2011 0-7734-3753-3


The Concept Of The Christ In St.paul's Thought: The Nature Of Communication Among Humans And Between God And Humans
2012 0-7734-4080-1
CHRIST in Paul’s Thought is concerned with religious ideas of the nature of communication between God and humans, and between humans and humans as presented in the undisputed correspondence of the Apostle Paul. This communication scheme is compared and contrasted with texts understood as post-Pauline glosses, pseudo-Pauline, and deuteron-Pauline literature, as well as apocryphal texts pertaining to the Apostle to determine whether the communication scheme demonstrated in the communications agent, Paul, operate in unison to bring to dejected humankind a communication scheme of God’s – through Christ – salvific activity and telos. Paul’s concept of CHRIST’S function in this scheme is tied to both ancient Israel’s understanding of the covenant, and the Greco-Roman world’s failure through its philosophical and religious teachings to assuage and/or resolve human despair. By his understanding of CHRIST, Paul represents him as both the specific savior agent for traditional Israel, as well as for universal “Israel,”: the Church. Membership in this Church/”Israel” has the power to resolve the despair.

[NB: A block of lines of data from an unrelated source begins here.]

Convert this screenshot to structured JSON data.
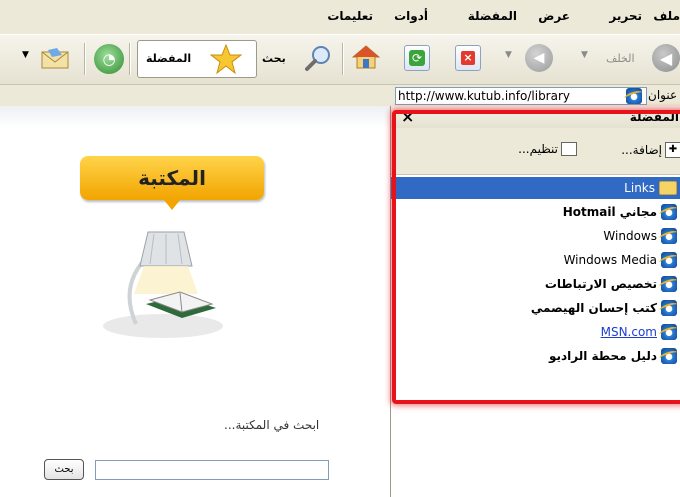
{
  "menu": {
    "file": "ملف",
    "edit": "تحرير",
    "view": "عرض",
    "favorites": "المفضلة",
    "tools": "أدوات",
    "help": "تعليمات"
  },
  "toolbar": {
    "back_label": "الخلف",
    "search_label": "بحث",
    "favorites_label": "المفضلة"
  },
  "address": {
    "label": "عنوان",
    "url": "http://www.kutub.info/library"
  },
  "page": {
    "logo_text": "المكتبة",
    "search_caption": "ابحث في المكتبة...",
    "search_button": "بحث",
    "search_value": ""
  },
  "favorites_pane": {
    "title": "المفضلة",
    "add_label": "إضافة...",
    "organize_label": "تنظيم...",
    "close_glyph": "×",
    "items": [
      {
        "label": "Links",
        "icon": "folder-icon",
        "selected": true,
        "bold": false,
        "link": false
      },
      {
        "label": "Hotmail مجاني",
        "icon": "ie-icon",
        "selected": false,
        "bold": true,
        "link": false
      },
      {
        "label": "Windows",
        "icon": "ie-icon",
        "selected": false,
        "bold": false,
        "link": false
      },
      {
        "label": "Windows Media",
        "icon": "ie-icon",
        "selected": false,
        "bold": false,
        "link": false
      },
      {
        "label": "تخصيص الارتباطات",
        "icon": "ie-icon",
        "selected": false,
        "bold": true,
        "link": false
      },
      {
        "label": "كتب إحسان الهيصمي",
        "icon": "ie-icon",
        "selected": false,
        "bold": true,
        "link": false
      },
      {
        "label": "MSN.com",
        "icon": "ie-icon",
        "selected": false,
        "bold": false,
        "link": true
      },
      {
        "label": "دليل محطة الراديو",
        "icon": "ie-icon",
        "selected": false,
        "bold": true,
        "link": false
      }
    ]
  },
  "colors": {
    "highlight": "#e8121a",
    "selection": "#316ac5",
    "chrome": "#ece9d8"
  }
}
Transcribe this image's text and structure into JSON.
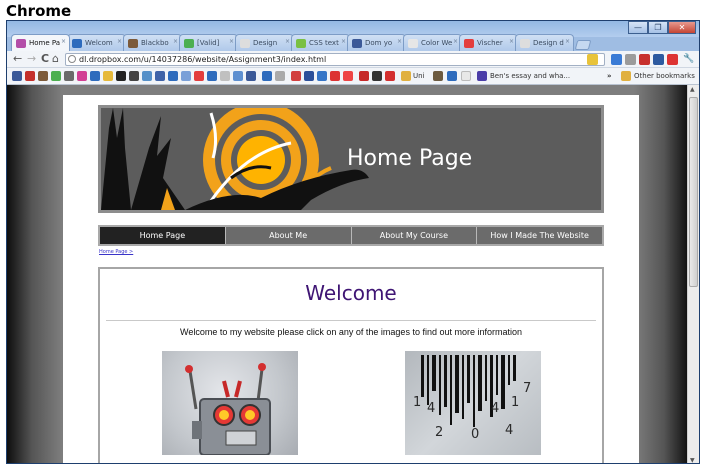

The Figure Of Samson In Jewish, Christian, And Islamic Traditions: The Myth And The Man
2014 0-7734-4278-2
This remarkable literary journey of the enigmatic ‘Samson’ titillates the reader’s curiosity. Blessed with a handsome and spectacular physique, and a naughty thirst for la dolce vita, Samson has served as a paradigm for many a well-meaning person who failed to teach himself self-restraint. Caspi and Greene chronicle the fascinating literary-historical development of the Samson figure and his significance through Jewish, Christian, and Islamic traditions, and during ancient, medieval, and modern times.


The Interpretation Of Korah's Rebellion In Three Religious Traditions - Jewish, Christian, Muslim: A Study In Comparative Reception History
2012 0-7734-2923-9
The book addresses the ways the myth of Korah is depicted in three faith traditions: Christianity, Islam, and Judaism. Dialogue between religions always existed. Unfortunately, many times this dialogue was hateful if not bloody. All those who claimed God had spoken to them allowed themselves to kill in his name too. This book categorizes the history of how God revealed himself to people in these religions. The story of Korah’s rebellion against Moses is documented in the Torah. It is narrated in Numbers 16:1-40. Korah’s rebellion resisted Moses’s leadership, and concluded in his people being swallowed by the earth along with many of their households. The children were salvaged and did not die. However, this story serves as a metaphor for resisting the will of God.

The authors central argument is that the story of Korah has been invoked in various religious traditions that appeal to the Bible to highlight the authority of dominant institutions that face criticism. The volume’s comparative attention is given to how the story is depicted in Judaism, Christianity, and Islam as the paradigmatic rebellion.